Page and application data records:
========================
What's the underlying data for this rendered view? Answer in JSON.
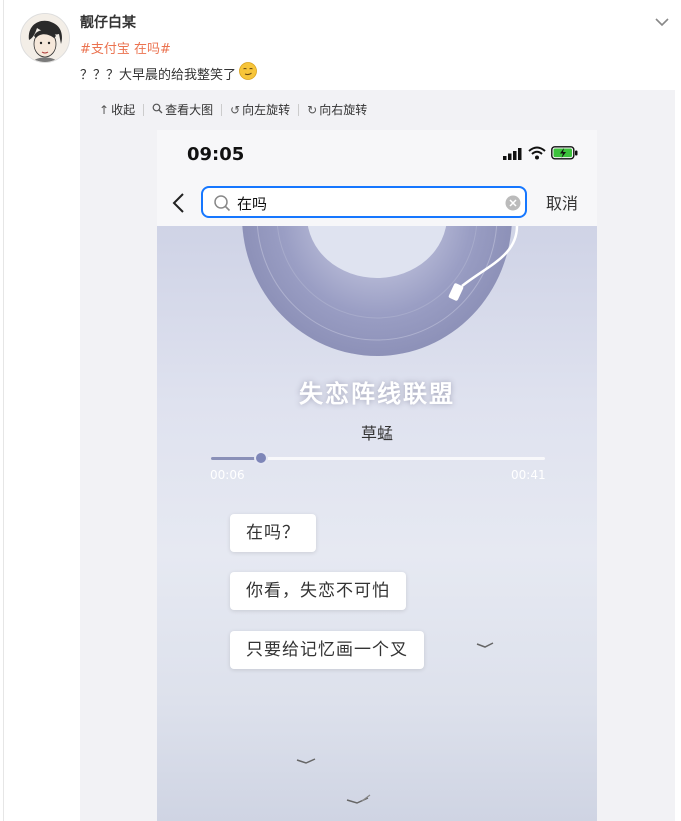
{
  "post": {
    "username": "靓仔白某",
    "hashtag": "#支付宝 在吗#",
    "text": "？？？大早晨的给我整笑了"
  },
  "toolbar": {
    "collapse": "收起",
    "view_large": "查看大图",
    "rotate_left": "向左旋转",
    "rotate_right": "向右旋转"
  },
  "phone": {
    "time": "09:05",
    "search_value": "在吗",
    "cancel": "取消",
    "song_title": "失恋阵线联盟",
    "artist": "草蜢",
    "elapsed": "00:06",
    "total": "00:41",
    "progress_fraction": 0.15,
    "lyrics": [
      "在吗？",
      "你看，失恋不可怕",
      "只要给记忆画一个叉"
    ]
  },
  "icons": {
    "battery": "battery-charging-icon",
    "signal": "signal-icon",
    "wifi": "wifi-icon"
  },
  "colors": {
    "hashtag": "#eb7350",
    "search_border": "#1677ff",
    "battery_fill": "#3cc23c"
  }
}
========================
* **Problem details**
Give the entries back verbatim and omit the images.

* **Worked solution**
What's the underlying data for this rendered view? Answer in JSON.
{
  "post": {
    "username": "靓仔白某",
    "hashtag": "#支付宝 在吗#",
    "text": "？？？大早晨的给我整笑了"
  },
  "toolbar": {
    "collapse": "收起",
    "view_large": "查看大图",
    "rotate_left": "向左旋转",
    "rotate_right": "向右旋转"
  },
  "phone": {
    "time": "09:05",
    "search_value": "在吗",
    "cancel": "取消",
    "song_title": "失恋阵线联盟",
    "artist": "草蜢",
    "elapsed": "00:06",
    "total": "00:41",
    "progress_fraction": 0.15,
    "lyrics": [
      "在吗？",
      "你看，失恋不可怕",
      "只要给记忆画一个叉"
    ]
  },
  "icons": {
    "battery": "battery-charging-icon",
    "signal": "signal-icon",
    "wifi": "wifi-icon"
  },
  "colors": {
    "hashtag": "#eb7350",
    "search_border": "#1677ff",
    "battery_fill": "#3cc23c"
  }
}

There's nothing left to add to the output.